■ WHAT YOU SHOULD DO
Copy each line below exactly and leave the pictures out.

── RECORDS FOR THE TASK

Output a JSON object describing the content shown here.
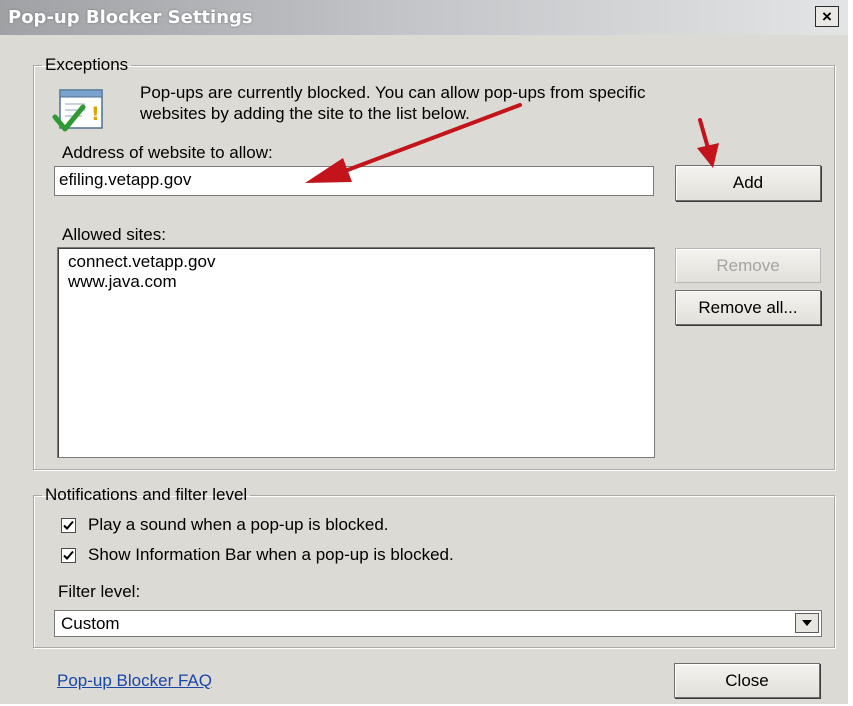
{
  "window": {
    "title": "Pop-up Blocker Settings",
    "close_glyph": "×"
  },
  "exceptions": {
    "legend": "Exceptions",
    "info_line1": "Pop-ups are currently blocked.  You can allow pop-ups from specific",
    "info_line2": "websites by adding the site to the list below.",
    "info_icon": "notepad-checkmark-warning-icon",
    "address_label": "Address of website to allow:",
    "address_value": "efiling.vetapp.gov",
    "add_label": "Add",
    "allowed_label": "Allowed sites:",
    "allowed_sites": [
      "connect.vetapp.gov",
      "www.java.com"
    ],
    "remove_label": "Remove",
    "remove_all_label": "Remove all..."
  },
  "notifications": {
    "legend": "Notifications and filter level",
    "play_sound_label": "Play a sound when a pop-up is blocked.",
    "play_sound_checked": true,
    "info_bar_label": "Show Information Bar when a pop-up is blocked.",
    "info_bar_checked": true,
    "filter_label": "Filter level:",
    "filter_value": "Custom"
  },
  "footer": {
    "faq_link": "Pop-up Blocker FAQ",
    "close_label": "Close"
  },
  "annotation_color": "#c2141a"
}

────

■ ANSWER BOX
Output a JSON object describing the content shown here.
{
  "window": {
    "title": "Pop-up Blocker Settings",
    "close_glyph": "×"
  },
  "exceptions": {
    "legend": "Exceptions",
    "info_line1": "Pop-ups are currently blocked.  You can allow pop-ups from specific",
    "info_line2": "websites by adding the site to the list below.",
    "info_icon": "notepad-checkmark-warning-icon",
    "address_label": "Address of website to allow:",
    "address_value": "efiling.vetapp.gov",
    "add_label": "Add",
    "allowed_label": "Allowed sites:",
    "allowed_sites": [
      "connect.vetapp.gov",
      "www.java.com"
    ],
    "remove_label": "Remove",
    "remove_all_label": "Remove all..."
  },
  "notifications": {
    "legend": "Notifications and filter level",
    "play_sound_label": "Play a sound when a pop-up is blocked.",
    "play_sound_checked": true,
    "info_bar_label": "Show Information Bar when a pop-up is blocked.",
    "info_bar_checked": true,
    "filter_label": "Filter level:",
    "filter_value": "Custom"
  },
  "footer": {
    "faq_link": "Pop-up Blocker FAQ",
    "close_label": "Close"
  },
  "annotation_color": "#c2141a"
}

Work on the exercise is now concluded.